▽

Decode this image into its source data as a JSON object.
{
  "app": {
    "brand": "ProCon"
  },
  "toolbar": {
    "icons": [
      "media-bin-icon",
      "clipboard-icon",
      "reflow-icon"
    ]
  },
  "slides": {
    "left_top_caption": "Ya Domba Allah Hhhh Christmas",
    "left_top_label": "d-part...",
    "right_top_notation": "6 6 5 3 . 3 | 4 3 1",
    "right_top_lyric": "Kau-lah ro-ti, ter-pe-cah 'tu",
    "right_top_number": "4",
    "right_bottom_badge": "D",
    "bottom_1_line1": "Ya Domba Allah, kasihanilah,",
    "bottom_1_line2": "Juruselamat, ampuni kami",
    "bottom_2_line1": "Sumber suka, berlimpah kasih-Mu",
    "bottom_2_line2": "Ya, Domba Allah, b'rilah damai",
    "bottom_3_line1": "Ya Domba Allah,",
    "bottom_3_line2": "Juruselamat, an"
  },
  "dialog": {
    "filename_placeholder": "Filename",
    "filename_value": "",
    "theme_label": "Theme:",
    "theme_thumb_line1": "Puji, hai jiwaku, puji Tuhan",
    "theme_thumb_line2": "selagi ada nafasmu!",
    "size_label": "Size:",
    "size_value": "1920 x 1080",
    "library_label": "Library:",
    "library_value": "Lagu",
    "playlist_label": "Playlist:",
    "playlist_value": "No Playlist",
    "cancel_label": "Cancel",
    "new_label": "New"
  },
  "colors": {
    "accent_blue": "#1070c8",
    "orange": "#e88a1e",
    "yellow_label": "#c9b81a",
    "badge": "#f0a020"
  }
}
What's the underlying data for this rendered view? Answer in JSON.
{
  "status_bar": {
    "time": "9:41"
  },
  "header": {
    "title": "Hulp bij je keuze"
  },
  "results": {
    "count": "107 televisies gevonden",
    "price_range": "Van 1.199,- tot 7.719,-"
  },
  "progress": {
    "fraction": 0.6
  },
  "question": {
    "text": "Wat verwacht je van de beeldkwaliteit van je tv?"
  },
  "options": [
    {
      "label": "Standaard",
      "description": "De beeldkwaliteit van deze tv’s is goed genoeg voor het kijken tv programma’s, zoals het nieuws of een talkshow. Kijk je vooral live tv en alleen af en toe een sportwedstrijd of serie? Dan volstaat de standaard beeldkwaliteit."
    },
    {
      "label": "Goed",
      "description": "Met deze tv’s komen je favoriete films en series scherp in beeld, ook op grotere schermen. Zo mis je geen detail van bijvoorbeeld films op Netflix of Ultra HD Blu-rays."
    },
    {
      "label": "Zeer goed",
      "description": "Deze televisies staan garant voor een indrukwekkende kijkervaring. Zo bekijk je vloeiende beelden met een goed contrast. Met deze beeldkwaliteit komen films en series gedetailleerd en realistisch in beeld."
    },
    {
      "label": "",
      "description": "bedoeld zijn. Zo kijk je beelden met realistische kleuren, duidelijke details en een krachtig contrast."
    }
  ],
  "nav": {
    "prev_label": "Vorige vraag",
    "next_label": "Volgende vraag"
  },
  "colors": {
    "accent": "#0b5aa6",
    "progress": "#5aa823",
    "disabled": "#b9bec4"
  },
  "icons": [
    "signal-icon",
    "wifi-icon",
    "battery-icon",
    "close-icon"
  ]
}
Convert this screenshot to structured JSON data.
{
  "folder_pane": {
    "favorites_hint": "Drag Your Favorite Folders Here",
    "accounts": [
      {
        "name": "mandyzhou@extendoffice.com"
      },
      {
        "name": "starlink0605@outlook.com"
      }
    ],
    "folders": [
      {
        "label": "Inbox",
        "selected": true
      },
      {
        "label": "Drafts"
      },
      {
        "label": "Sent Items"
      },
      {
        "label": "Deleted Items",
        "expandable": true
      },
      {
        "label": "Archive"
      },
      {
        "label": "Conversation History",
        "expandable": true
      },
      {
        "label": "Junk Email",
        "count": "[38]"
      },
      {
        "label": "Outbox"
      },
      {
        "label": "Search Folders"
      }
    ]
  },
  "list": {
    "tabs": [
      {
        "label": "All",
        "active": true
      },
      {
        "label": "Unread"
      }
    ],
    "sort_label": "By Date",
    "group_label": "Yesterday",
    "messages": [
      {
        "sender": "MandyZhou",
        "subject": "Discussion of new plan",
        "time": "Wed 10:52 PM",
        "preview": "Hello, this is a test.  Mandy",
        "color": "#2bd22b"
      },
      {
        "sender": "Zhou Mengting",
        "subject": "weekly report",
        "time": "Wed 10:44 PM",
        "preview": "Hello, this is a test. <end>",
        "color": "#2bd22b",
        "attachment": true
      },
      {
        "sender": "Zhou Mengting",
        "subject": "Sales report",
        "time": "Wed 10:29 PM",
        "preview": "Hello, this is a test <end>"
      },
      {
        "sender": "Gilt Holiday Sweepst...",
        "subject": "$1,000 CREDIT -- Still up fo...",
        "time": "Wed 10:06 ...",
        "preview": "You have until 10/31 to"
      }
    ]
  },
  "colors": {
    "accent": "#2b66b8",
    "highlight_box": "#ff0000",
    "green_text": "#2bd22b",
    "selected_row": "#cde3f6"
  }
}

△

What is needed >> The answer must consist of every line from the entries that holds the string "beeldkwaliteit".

Written solution >>
    "text": "Wat verwacht je van de beeldkwaliteit van je tv?"
      "description": "De beeldkwaliteit van deze tv’s is goed genoeg voor het kijken tv programma’s, zoals het nieuws of een talkshow. Kijk je vooral live tv en alleen af en toe een sportwedstrijd of serie? Dan volstaat de standaard beeldkwaliteit."
      "description": "Deze televisies staan garant voor een indrukwekkende kijkervaring. Zo bekijk je vloeiende beelden met een goed contrast. Met deze beeldkwaliteit komen films en series gedetailleerd en realistisch in beeld."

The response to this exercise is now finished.